Androgen ablation therapy are generally known as the first line of treatment and thus expected to hold maximum revenue share in overall hormone sensitive prostate cancer treatment market.
The localized disease often responds to conventional therapies like androgen ablation via castration and/or administration of chemical inhibitors but advanced disease resistant to any curative therapies is still challenge for investigators.
6) Androgen ablation therapy is frequently used in prostate cancer management because it has been shown that a significant reduction in serum testosterone levels results in regression of advanced prostate cancer.
Additional drugs can be used to achieve complete androgen ablation by blocking androgen production.
For more advanced cancers that have either recurred or metastasized, the gold standard treatment is androgen ablation therapy (2).
We (5) have recently reported a direct analysis of the expression of the TMPRSS2:ERG fusion gene in surgical samples from a total of 84 patients, 24 of whom had received presurgery androgen ablation therapy.
However, in 2007, the mainstay of treatment for advanced PCA remains androgen ablation therapy as originally introduced in the early 1940s.
For decades, androgen ablation has remained the frontline treatment for CaP that is no longer organ-confined and thus deemed surgically inoperable.
Testicular tissue was obtained from prostate cancer patients (n= 10, between 60 to 65 years old), under procedures of uni or bilateral testicular surgery (orchiectomy) corresponding to an androgen ablation therapy.
Adjuvant radiotherapy also increased biochemical control, avoided the need for androgen ablation, decreased detectable local failures, and decreased metastatic disease.

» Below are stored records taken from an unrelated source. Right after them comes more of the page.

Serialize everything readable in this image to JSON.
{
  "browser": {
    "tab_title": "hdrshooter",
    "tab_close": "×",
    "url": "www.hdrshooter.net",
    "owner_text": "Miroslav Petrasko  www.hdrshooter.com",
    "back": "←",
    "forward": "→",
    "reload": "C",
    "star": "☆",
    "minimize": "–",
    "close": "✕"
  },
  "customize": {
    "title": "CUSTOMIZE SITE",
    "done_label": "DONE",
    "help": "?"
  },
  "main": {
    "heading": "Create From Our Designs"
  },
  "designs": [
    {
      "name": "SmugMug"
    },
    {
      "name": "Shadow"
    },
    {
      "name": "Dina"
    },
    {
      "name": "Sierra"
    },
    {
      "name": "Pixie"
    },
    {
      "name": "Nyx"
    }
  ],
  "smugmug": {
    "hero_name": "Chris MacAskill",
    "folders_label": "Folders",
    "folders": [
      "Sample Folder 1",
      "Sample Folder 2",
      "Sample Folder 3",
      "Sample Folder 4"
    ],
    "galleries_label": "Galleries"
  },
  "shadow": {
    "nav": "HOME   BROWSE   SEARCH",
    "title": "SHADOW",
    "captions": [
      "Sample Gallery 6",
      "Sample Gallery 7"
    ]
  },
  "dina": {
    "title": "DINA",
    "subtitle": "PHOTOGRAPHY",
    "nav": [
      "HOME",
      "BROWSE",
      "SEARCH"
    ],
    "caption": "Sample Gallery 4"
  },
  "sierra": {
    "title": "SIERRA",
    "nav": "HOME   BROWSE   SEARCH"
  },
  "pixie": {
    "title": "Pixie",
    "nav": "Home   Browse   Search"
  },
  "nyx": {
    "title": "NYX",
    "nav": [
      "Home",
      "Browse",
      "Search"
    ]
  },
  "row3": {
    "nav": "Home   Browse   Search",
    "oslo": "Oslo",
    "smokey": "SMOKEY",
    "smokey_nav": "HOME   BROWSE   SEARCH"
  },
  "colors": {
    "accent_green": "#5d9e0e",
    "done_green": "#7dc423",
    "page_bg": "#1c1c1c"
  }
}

Early-stage prostate cancer typically requires androgen for growth and thus responds to androgen ablation (Feldman and Feldman 2001).